==== Records supplied

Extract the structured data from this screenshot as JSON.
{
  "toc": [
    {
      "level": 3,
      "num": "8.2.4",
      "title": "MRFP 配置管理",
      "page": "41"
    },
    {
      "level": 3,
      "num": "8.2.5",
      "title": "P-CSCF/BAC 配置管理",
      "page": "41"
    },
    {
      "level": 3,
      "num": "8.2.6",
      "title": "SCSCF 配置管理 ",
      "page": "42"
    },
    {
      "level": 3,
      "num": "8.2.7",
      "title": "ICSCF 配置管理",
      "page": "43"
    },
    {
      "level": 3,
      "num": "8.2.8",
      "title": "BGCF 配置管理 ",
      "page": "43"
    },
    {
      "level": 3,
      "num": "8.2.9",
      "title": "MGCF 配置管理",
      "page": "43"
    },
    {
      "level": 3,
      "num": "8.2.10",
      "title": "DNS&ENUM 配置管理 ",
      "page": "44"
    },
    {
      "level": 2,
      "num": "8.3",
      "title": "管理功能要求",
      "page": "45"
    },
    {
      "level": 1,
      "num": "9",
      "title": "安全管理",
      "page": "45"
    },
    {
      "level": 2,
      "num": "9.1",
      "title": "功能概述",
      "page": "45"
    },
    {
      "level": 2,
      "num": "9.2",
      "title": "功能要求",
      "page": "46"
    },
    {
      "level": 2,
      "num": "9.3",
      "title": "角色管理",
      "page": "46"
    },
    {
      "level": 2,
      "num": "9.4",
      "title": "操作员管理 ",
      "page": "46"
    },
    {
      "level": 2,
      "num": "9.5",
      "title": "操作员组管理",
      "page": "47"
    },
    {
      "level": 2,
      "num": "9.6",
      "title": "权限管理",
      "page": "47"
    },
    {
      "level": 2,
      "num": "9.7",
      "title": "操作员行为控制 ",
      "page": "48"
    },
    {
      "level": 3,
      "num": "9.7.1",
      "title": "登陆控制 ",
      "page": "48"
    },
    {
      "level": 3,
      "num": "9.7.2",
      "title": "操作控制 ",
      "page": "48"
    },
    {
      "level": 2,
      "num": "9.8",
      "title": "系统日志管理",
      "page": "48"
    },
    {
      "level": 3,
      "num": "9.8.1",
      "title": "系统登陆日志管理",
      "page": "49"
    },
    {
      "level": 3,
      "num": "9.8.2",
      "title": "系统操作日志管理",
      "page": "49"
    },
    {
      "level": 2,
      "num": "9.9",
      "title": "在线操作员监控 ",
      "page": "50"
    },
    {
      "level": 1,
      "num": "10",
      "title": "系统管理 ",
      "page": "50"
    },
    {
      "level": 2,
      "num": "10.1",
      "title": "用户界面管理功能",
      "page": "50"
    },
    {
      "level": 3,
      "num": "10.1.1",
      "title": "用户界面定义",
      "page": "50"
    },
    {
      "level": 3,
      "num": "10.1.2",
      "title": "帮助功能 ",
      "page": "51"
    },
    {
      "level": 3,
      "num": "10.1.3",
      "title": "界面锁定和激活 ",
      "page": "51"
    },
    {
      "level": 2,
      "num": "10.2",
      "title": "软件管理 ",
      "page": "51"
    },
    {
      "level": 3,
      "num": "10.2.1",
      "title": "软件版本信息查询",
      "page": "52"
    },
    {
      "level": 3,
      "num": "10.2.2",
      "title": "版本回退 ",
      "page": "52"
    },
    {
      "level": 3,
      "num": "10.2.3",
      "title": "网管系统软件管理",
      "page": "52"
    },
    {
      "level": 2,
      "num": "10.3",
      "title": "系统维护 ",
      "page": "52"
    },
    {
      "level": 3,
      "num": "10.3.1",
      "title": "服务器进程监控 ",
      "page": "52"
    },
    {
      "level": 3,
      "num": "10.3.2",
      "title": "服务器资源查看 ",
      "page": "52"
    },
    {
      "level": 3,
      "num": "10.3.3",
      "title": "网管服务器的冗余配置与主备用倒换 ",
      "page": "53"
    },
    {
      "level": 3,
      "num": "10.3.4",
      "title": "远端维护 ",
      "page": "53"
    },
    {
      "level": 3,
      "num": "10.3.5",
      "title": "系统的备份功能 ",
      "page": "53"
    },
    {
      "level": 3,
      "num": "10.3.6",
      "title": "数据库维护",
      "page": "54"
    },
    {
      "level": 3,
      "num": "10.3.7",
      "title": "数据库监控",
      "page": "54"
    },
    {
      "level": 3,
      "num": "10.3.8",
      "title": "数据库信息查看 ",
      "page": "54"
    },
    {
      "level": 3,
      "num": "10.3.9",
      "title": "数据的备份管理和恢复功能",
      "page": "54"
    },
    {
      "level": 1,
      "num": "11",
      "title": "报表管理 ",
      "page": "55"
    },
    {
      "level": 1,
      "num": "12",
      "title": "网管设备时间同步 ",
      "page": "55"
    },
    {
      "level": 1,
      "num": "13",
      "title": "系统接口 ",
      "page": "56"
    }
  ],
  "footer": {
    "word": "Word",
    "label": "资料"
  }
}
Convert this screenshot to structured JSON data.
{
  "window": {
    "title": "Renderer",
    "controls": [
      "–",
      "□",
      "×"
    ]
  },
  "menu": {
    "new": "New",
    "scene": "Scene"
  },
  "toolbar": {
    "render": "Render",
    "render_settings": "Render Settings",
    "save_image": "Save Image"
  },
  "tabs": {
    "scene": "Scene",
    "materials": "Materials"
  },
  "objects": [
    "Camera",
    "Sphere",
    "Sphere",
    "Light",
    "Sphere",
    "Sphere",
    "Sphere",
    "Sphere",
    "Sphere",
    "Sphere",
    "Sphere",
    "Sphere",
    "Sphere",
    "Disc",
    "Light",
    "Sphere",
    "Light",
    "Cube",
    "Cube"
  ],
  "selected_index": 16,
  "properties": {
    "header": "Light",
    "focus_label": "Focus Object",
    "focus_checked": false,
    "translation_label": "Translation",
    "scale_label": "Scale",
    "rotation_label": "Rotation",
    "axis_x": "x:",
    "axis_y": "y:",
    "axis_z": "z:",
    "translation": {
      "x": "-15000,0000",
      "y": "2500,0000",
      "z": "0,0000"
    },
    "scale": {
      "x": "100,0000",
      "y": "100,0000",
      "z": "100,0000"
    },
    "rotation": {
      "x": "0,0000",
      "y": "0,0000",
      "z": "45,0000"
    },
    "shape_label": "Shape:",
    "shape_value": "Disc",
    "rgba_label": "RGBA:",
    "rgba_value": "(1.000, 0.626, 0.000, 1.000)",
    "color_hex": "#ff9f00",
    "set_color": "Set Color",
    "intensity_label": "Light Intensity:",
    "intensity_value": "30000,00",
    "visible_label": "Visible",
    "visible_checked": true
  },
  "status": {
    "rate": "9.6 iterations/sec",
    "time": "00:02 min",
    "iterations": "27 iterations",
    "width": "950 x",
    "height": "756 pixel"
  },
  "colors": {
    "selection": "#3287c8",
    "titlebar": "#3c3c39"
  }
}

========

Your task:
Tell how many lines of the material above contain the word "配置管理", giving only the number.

Your response:
7